- **What is being asked**: How many lines in this data contain the string "tree"? Reply with the number only.

- **Input data**:
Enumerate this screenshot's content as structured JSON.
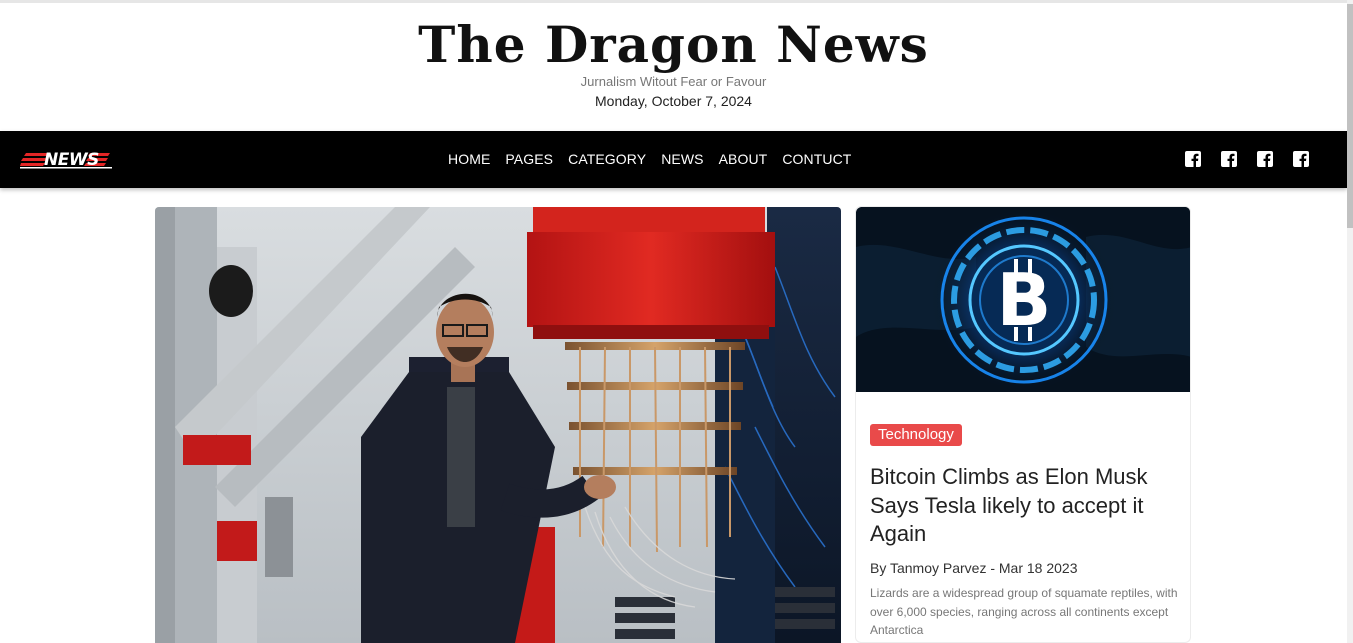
{
  "header": {
    "site_title": "The Dragon News",
    "tagline": "Jurnalism Witout Fear or Favour",
    "date": "Monday, October 7, 2024"
  },
  "navbar": {
    "logo_text": "NEWS",
    "links": [
      "HOME",
      "PAGES",
      "CATEGORY",
      "NEWS",
      "ABOUT",
      "CONTUCT"
    ],
    "social_icons": [
      "facebook-icon",
      "facebook-icon",
      "facebook-icon",
      "facebook-icon"
    ]
  },
  "colors": {
    "navbar_bg": "#000000",
    "badge_bg": "#e94a4a",
    "accent_red": "#d42a2a"
  },
  "featured_card": {
    "category": "Technology",
    "title": "Bitcoin Climbs as Elon Musk Says Tesla likely to accept it Again",
    "byline": "By Tanmoy Parvez - Mar 18 2023",
    "excerpt": "Lizards are a widespread group of squamate reptiles, with over 6,000 species, ranging across all continents except Antarctica"
  },
  "bitcoin_image": {
    "symbol": "B"
  }
}
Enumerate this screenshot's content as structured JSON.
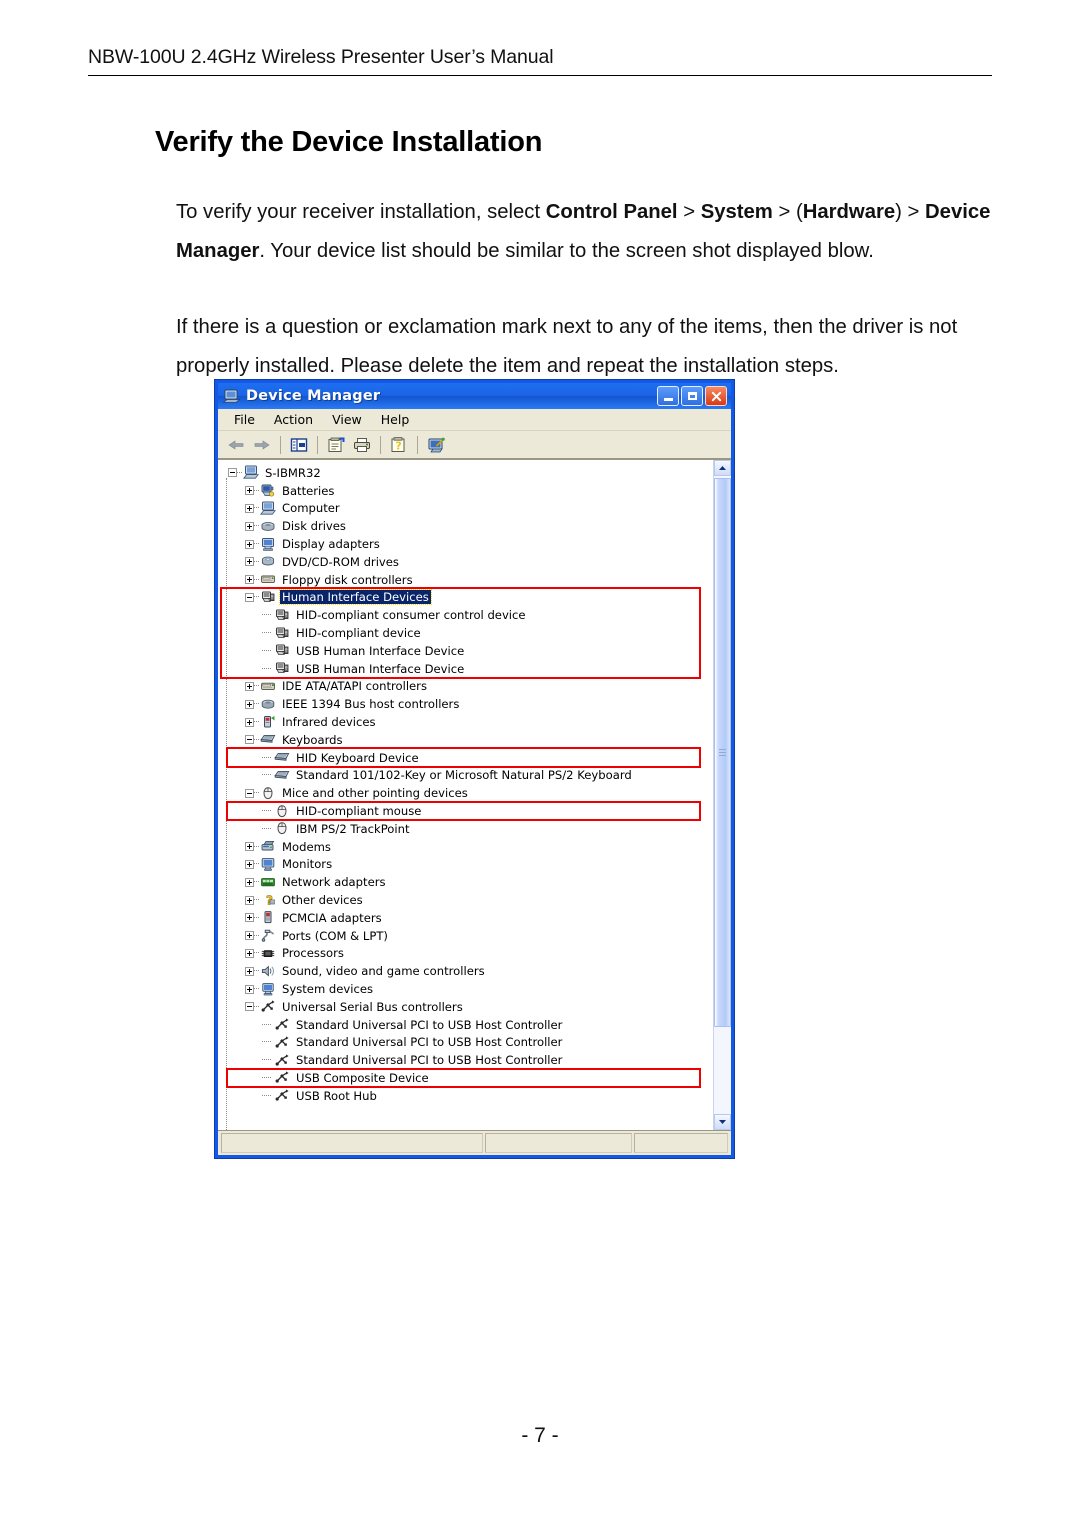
{
  "document": {
    "header_text": "NBW-100U 2.4GHz Wireless Presenter User’s Manual",
    "section_title": "Verify the Device Installation",
    "paragraph1": {
      "part1": "To verify your receiver installation, select ",
      "b1": "Control Panel",
      "sep1": " > ",
      "b2": "System",
      "sep2": " > (",
      "b3": "Hardware",
      "sep3": ") > ",
      "b4": "Device Manager",
      "part2": ". Your device list should be similar to the screen shot displayed blow."
    },
    "paragraph2": "If there is a question or exclamation mark next to any of the items, then the driver is not properly installed. Please delete the item and repeat the installation steps.",
    "page_number": "- 7 -"
  },
  "device_manager": {
    "title": "Device Manager",
    "title_icon": "computer-icon",
    "window_buttons": {
      "minimize": "minimize-button",
      "maximize": "maximize-button",
      "close": "close-button"
    },
    "menu": [
      "File",
      "Action",
      "View",
      "Help"
    ],
    "toolbar": [
      {
        "name": "back-button",
        "icon": "left-arrow-icon"
      },
      {
        "name": "forward-button",
        "icon": "right-arrow-icon"
      },
      {
        "name": "show-hide-console-tree-button",
        "icon": "console-tree-icon"
      },
      {
        "name": "properties-button",
        "icon": "properties-icon"
      },
      {
        "name": "print-button",
        "icon": "printer-icon"
      },
      {
        "name": "help-button",
        "icon": "help-icon"
      },
      {
        "name": "scan-for-hardware-changes-button",
        "icon": "scan-hardware-icon"
      }
    ],
    "tree": [
      {
        "label": "S-IBMR32",
        "level": 0,
        "state": "expanded",
        "icon": "computer-icon"
      },
      {
        "label": "Batteries",
        "level": 1,
        "state": "collapsed",
        "icon": "battery-icon"
      },
      {
        "label": "Computer",
        "level": 1,
        "state": "collapsed",
        "icon": "computer-icon"
      },
      {
        "label": "Disk drives",
        "level": 1,
        "state": "collapsed",
        "icon": "disk-drive-icon"
      },
      {
        "label": "Display adapters",
        "level": 1,
        "state": "collapsed",
        "icon": "display-adapter-icon"
      },
      {
        "label": "DVD/CD-ROM drives",
        "level": 1,
        "state": "collapsed",
        "icon": "dvd-drive-icon"
      },
      {
        "label": "Floppy disk controllers",
        "level": 1,
        "state": "collapsed",
        "icon": "floppy-controller-icon"
      },
      {
        "label": "Human Interface Devices",
        "level": 1,
        "state": "expanded",
        "icon": "hid-icon",
        "selected": true
      },
      {
        "label": "HID-compliant consumer control device",
        "level": 2,
        "state": "leaf",
        "icon": "hid-icon"
      },
      {
        "label": "HID-compliant device",
        "level": 2,
        "state": "leaf",
        "icon": "hid-icon"
      },
      {
        "label": "USB Human Interface Device",
        "level": 2,
        "state": "leaf",
        "icon": "hid-icon"
      },
      {
        "label": "USB Human Interface Device",
        "level": 2,
        "state": "leaf",
        "icon": "hid-icon"
      },
      {
        "label": "IDE ATA/ATAPI controllers",
        "level": 1,
        "state": "collapsed",
        "icon": "ide-controller-icon"
      },
      {
        "label": "IEEE 1394 Bus host controllers",
        "level": 1,
        "state": "collapsed",
        "icon": "ieee1394-icon"
      },
      {
        "label": "Infrared devices",
        "level": 1,
        "state": "collapsed",
        "icon": "infrared-icon"
      },
      {
        "label": "Keyboards",
        "level": 1,
        "state": "expanded",
        "icon": "keyboard-icon"
      },
      {
        "label": "HID Keyboard Device",
        "level": 2,
        "state": "leaf",
        "icon": "keyboard-icon"
      },
      {
        "label": "Standard 101/102-Key or Microsoft Natural PS/2 Keyboard",
        "level": 2,
        "state": "leaf",
        "icon": "keyboard-icon"
      },
      {
        "label": "Mice and other pointing devices",
        "level": 1,
        "state": "expanded",
        "icon": "mouse-icon"
      },
      {
        "label": "HID-compliant mouse",
        "level": 2,
        "state": "leaf",
        "icon": "mouse-icon"
      },
      {
        "label": "IBM PS/2 TrackPoint",
        "level": 2,
        "state": "leaf",
        "icon": "mouse-icon"
      },
      {
        "label": "Modems",
        "level": 1,
        "state": "collapsed",
        "icon": "modem-icon"
      },
      {
        "label": "Monitors",
        "level": 1,
        "state": "collapsed",
        "icon": "monitor-icon"
      },
      {
        "label": "Network adapters",
        "level": 1,
        "state": "collapsed",
        "icon": "network-adapter-icon"
      },
      {
        "label": "Other devices",
        "level": 1,
        "state": "collapsed",
        "icon": "other-devices-icon"
      },
      {
        "label": "PCMCIA adapters",
        "level": 1,
        "state": "collapsed",
        "icon": "pcmcia-icon"
      },
      {
        "label": "Ports (COM & LPT)",
        "level": 1,
        "state": "collapsed",
        "icon": "port-icon"
      },
      {
        "label": "Processors",
        "level": 1,
        "state": "collapsed",
        "icon": "processor-icon"
      },
      {
        "label": "Sound, video and game controllers",
        "level": 1,
        "state": "collapsed",
        "icon": "sound-icon"
      },
      {
        "label": "System devices",
        "level": 1,
        "state": "collapsed",
        "icon": "system-device-icon"
      },
      {
        "label": "Universal Serial Bus controllers",
        "level": 1,
        "state": "expanded",
        "icon": "usb-icon"
      },
      {
        "label": "Standard Universal PCI to USB Host Controller",
        "level": 2,
        "state": "leaf",
        "icon": "usb-icon"
      },
      {
        "label": "Standard Universal PCI to USB Host Controller",
        "level": 2,
        "state": "leaf",
        "icon": "usb-icon"
      },
      {
        "label": "Standard Universal PCI to USB Host Controller",
        "level": 2,
        "state": "leaf",
        "icon": "usb-icon"
      },
      {
        "label": "USB Composite Device",
        "level": 2,
        "state": "leaf",
        "icon": "usb-icon"
      },
      {
        "label": "USB Root Hub",
        "level": 2,
        "state": "leaf",
        "icon": "usb-icon"
      }
    ],
    "highlights": [
      {
        "name": "highlight-human-interface-devices",
        "start_index": 7,
        "end_index": 11
      },
      {
        "name": "highlight-hid-keyboard-device",
        "start_index": 16,
        "end_index": 16
      },
      {
        "name": "highlight-hid-compliant-mouse",
        "start_index": 19,
        "end_index": 19
      },
      {
        "name": "highlight-usb-composite-device",
        "start_index": 34,
        "end_index": 34
      }
    ],
    "highlight_color": "#ee0000",
    "selection_color": "#0a246a",
    "titlebar_color": "#1b63e4",
    "status_panels": [
      "",
      "",
      ""
    ],
    "scrollbar": {
      "up": "scroll-up-arrow",
      "down": "scroll-down-arrow"
    }
  }
}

- **Written reply**: 3